More from Investing
Netflix Loses Top Emmy Awards Haul To AT&T-Owned HBO, Amazon Closes Gap
Netflix shares edged lower in pre-market trading Monday after the online streaming and production group lost its place as overall winner in this year's Emmy Awards as larger media and tech companies continue to challenge its market dominance.
Dow Futures Fall, European Stocks Slide on German Factory Data; Oil Extends Gain
Global stocks drifted lower Monday, pulling U.S. equity futures into the red, as investors entered the final full trading week of the third quarter with a new set of concerns, including suddenly-rising oil prices and gummed-up lending markets on Wall Street, to add to worries over growth, trade and Fed rate policies.
Germany Limps Closer to Recession as Factory Output Plunges to 2009 Lows
Germany's powerful manufacturing economy slowed to levels last seen during the global financial crisis this month, according to private data published Monday, cementing the case for recession in Europe's biggest economy.
Thomas Cook Collapse Leaves 500,000 Travelers Stranded: European Airlines Gain

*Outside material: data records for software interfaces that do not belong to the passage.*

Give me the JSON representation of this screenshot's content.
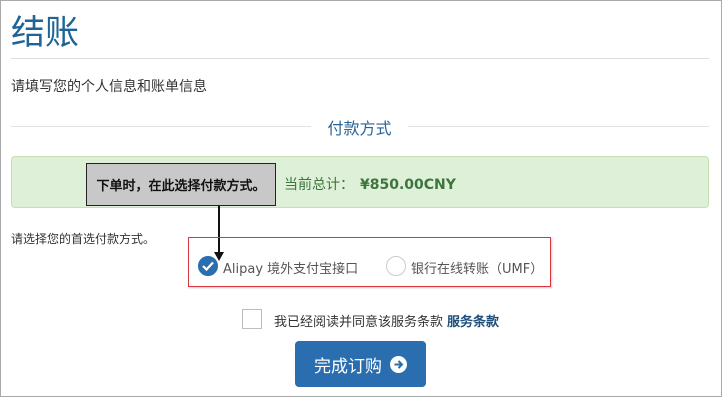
{
  "page": {
    "title": "结账",
    "intro": "请填写您的个人信息和账单信息"
  },
  "payment": {
    "section_title": "付款方式",
    "total_label": "当前总计：",
    "total_amount": "¥850.00CNY",
    "annotation": "下单时，在此选择付款方式。",
    "prompt": "请选择您的首选付款方式。",
    "options": [
      {
        "label": "Alipay 境外支付宝接口",
        "selected": true
      },
      {
        "label": "银行在线转账（UMF）",
        "selected": false
      }
    ]
  },
  "agreement": {
    "text": "我已经阅读并同意该服务条款",
    "link": "服务条款",
    "checked": false
  },
  "submit": {
    "label": "完成订购",
    "icon": "arrow-circle-right-icon"
  },
  "colors": {
    "primary": "#2a6eb0",
    "success_bg": "#dff0d8",
    "success_text": "#3c763d",
    "highlight_border": "#d9363e"
  }
}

U.K. travel group Thomas Cook collapsed into bankruptcy Monday, leaving hundreds of thousands of holiday markers stranded around the world after the 180-year old firm failed to secure rescue funding from its creditors.